n the poem, Duffy also criticised the war, bankers’ bonuses, celebrity culture and the slow response to the threat of global warming.
But it is the war, which has claimed the lives of 236 British soldiers – almost half of them this year – that she chose to dwell on.
The first verse pictures a soldier, spied upon by a “buzzard on a branch” rather than a homely partridge in a pear tree, who is looking at a photograph of his children. It implies he will soon be dead.
Duffy returns to the subject with dreadful repetition in the ninth verse – as if to underline the way the news has been constantly punctured with reports of those killed.
She focuses on the women whose lives have been torn apart by the death of a husband or boyfriend.

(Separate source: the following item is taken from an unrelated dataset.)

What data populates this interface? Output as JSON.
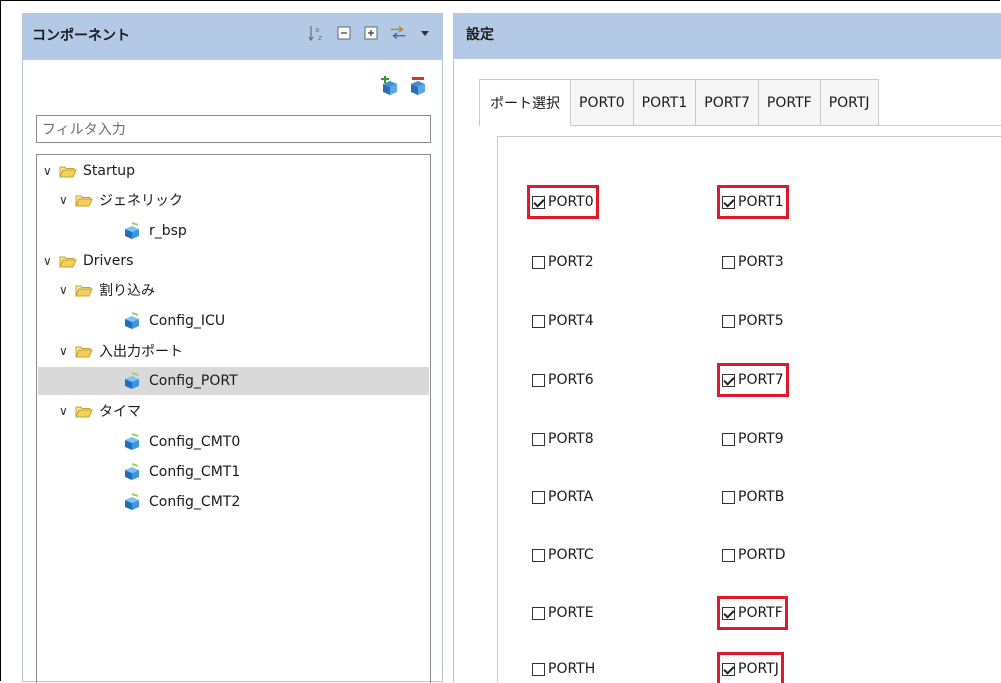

“But the dead soldier’s lady does not dance,” begins the ninth verse, which traditionally celebrates “Nine ladies dancing”.
She goes on to list other women in today’s Britain who do not dance, including “the honour killing lady”, “the lady in the filthy hospital ward” and “the lady with the pit bull terrier”.